*** EXERCISE MATERIAL ***

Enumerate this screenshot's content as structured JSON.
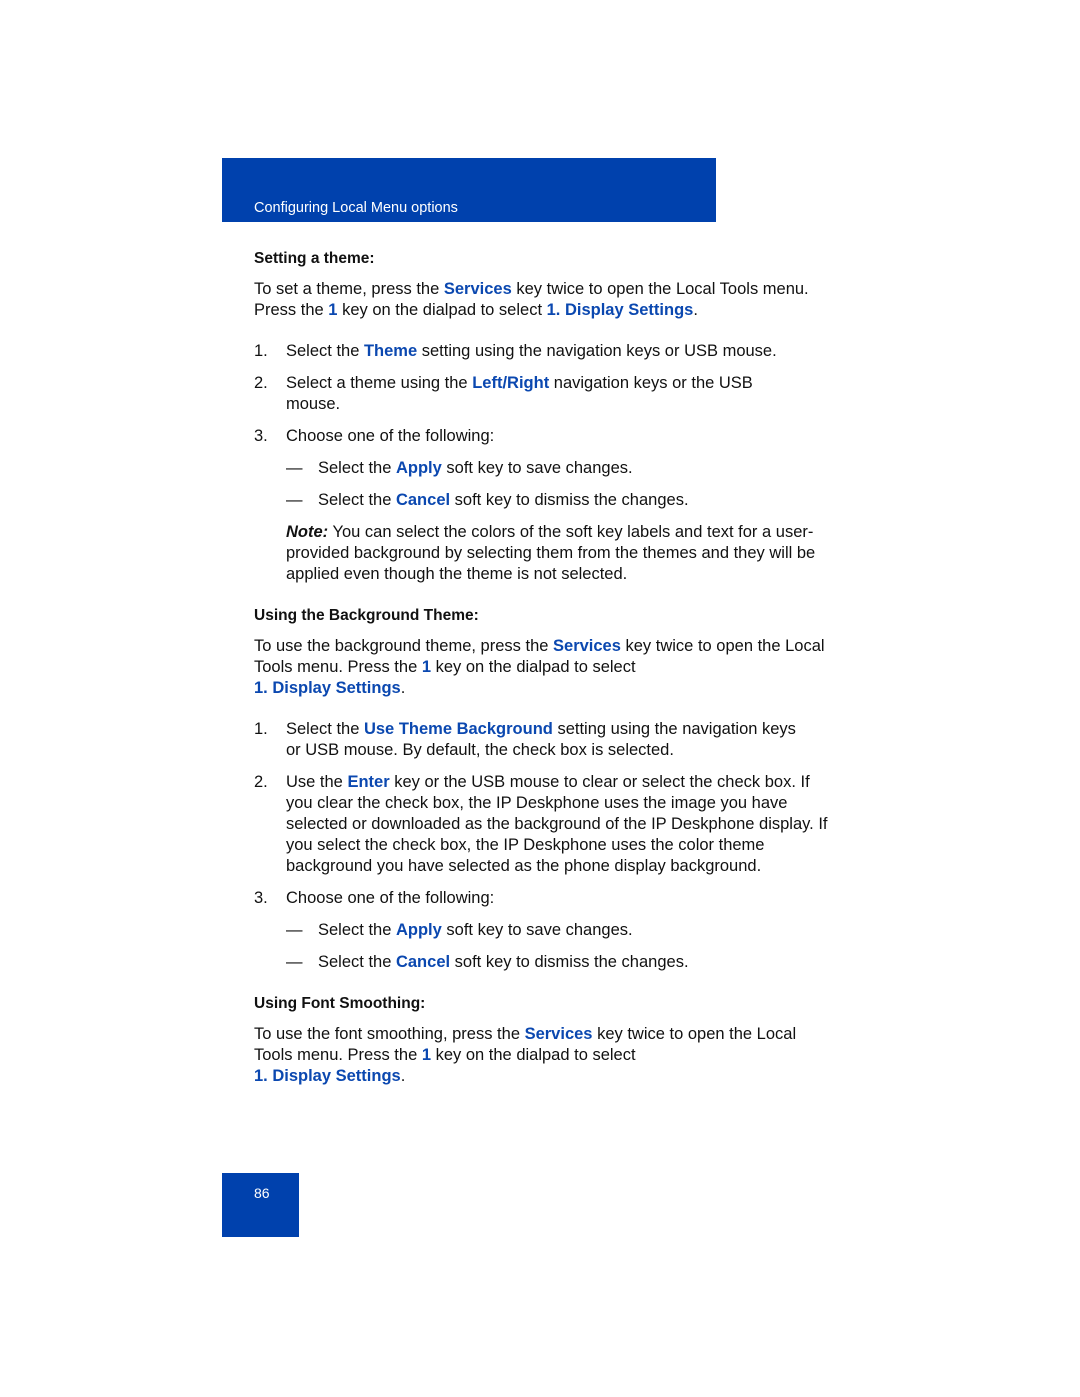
{
  "header": {
    "title": "Configuring Local Menu options"
  },
  "sections": [
    {
      "heading": "Setting a theme:",
      "intro": {
        "t1": "To set a theme, press the ",
        "k1": "Services",
        "t2": " key twice to open the Local Tools menu. Press the ",
        "k2": "1",
        "t3": " key on the dialpad to select ",
        "k3": "1. Display Settings",
        "t4": "."
      },
      "steps": [
        {
          "num": "1.",
          "t1": "Select the ",
          "k1": "Theme",
          "t2": " setting using the navigation keys or USB mouse."
        },
        {
          "num": "2.",
          "t1": "Select a theme using the ",
          "k1": "Left",
          "sep": "/",
          "k2": "Right",
          "t2": " navigation keys or the USB mouse."
        },
        {
          "num": "3.",
          "t1": "Choose one of the following:"
        }
      ],
      "options": [
        {
          "dash": "—",
          "t1": "Select the ",
          "k1": "Apply",
          "t2": " soft key to save changes."
        },
        {
          "dash": "—",
          "t1": "Select the ",
          "k1": "Cancel",
          "t2": " soft key to dismiss the changes."
        }
      ],
      "note": {
        "label": "Note:",
        "text": " You can select the colors of the soft key labels and text for a user-provided background by selecting them from the themes and they will be applied even though the theme is not selected."
      }
    },
    {
      "heading": "Using the Background Theme:",
      "intro": {
        "t1": "To use the background theme, press the ",
        "k1": "Services",
        "t2": " key twice to open the Local Tools menu. Press the ",
        "k2": "1",
        "t3": " key on the dialpad to select",
        "k3": "1. Display Settings",
        "t4": "."
      },
      "steps": [
        {
          "num": "1.",
          "t1": "Select the ",
          "k1": "Use Theme Background",
          "t2": " setting using the navigation keys or USB mouse. By default, the check box is selected."
        },
        {
          "num": "2.",
          "t1": "Use the ",
          "k1": "Enter",
          "t2": " key or the USB mouse to clear or select the check box. If you clear the check box, the IP Deskphone uses the image you have selected or downloaded as the background of the IP Deskphone display. If you select the check box, the IP Deskphone uses the color theme background you have selected as the phone display background."
        },
        {
          "num": "3.",
          "t1": "Choose one of the following:"
        }
      ],
      "options": [
        {
          "dash": "—",
          "t1": "Select the ",
          "k1": "Apply",
          "t2": " soft key to save changes."
        },
        {
          "dash": "—",
          "t1": "Select the ",
          "k1": "Cancel",
          "t2": " soft key to dismiss the changes."
        }
      ]
    },
    {
      "heading": "Using Font Smoothing:",
      "intro": {
        "t1": "To use the font smoothing, press the ",
        "k1": "Services",
        "t2": " key twice to open the Local Tools menu. Press the ",
        "k2": "1",
        "t3": " key on the dialpad to select",
        "k3": "1. Display Settings",
        "t4": "."
      }
    }
  ],
  "footer": {
    "page_number": "86"
  },
  "colors": {
    "brand_blue": "#0041ad",
    "keyword_blue": "#0b48b0"
  }
}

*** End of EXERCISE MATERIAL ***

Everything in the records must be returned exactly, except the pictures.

Enumerate this screenshot's content as structured JSON.
{
  "header": {
    "title": "Configuring Local Menu options"
  },
  "sections": [
    {
      "heading": "Setting a theme:",
      "intro": {
        "t1": "To set a theme, press the ",
        "k1": "Services",
        "t2": " key twice to open the Local Tools menu. Press the ",
        "k2": "1",
        "t3": " key on the dialpad to select ",
        "k3": "1. Display Settings",
        "t4": "."
      },
      "steps": [
        {
          "num": "1.",
          "t1": "Select the ",
          "k1": "Theme",
          "t2": " setting using the navigation keys or USB mouse."
        },
        {
          "num": "2.",
          "t1": "Select a theme using the ",
          "k1": "Left",
          "sep": "/",
          "k2": "Right",
          "t2": " navigation keys or the USB mouse."
        },
        {
          "num": "3.",
          "t1": "Choose one of the following:"
        }
      ],
      "options": [
        {
          "dash": "—",
          "t1": "Select the ",
          "k1": "Apply",
          "t2": " soft key to save changes."
        },
        {
          "dash": "—",
          "t1": "Select the ",
          "k1": "Cancel",
          "t2": " soft key to dismiss the changes."
        }
      ],
      "note": {
        "label": "Note:",
        "text": " You can select the colors of the soft key labels and text for a user-provided background by selecting them from the themes and they will be applied even though the theme is not selected."
      }
    },
    {
      "heading": "Using the Background Theme:",
      "intro": {
        "t1": "To use the background theme, press the ",
        "k1": "Services",
        "t2": " key twice to open the Local Tools menu. Press the ",
        "k2": "1",
        "t3": " key on the dialpad to select",
        "k3": "1. Display Settings",
        "t4": "."
      },
      "steps": [
        {
          "num": "1.",
          "t1": "Select the ",
          "k1": "Use Theme Background",
          "t2": " setting using the navigation keys or USB mouse. By default, the check box is selected."
        },
        {
          "num": "2.",
          "t1": "Use the ",
          "k1": "Enter",
          "t2": " key or the USB mouse to clear or select the check box. If you clear the check box, the IP Deskphone uses the image you have selected or downloaded as the background of the IP Deskphone display. If you select the check box, the IP Deskphone uses the color theme background you have selected as the phone display background."
        },
        {
          "num": "3.",
          "t1": "Choose one of the following:"
        }
      ],
      "options": [
        {
          "dash": "—",
          "t1": "Select the ",
          "k1": "Apply",
          "t2": " soft key to save changes."
        },
        {
          "dash": "—",
          "t1": "Select the ",
          "k1": "Cancel",
          "t2": " soft key to dismiss the changes."
        }
      ]
    },
    {
      "heading": "Using Font Smoothing:",
      "intro": {
        "t1": "To use the font smoothing, press the ",
        "k1": "Services",
        "t2": " key twice to open the Local Tools menu. Press the ",
        "k2": "1",
        "t3": " key on the dialpad to select",
        "k3": "1. Display Settings",
        "t4": "."
      }
    }
  ],
  "footer": {
    "page_number": "86"
  },
  "colors": {
    "brand_blue": "#0041ad",
    "keyword_blue": "#0b48b0"
  }
}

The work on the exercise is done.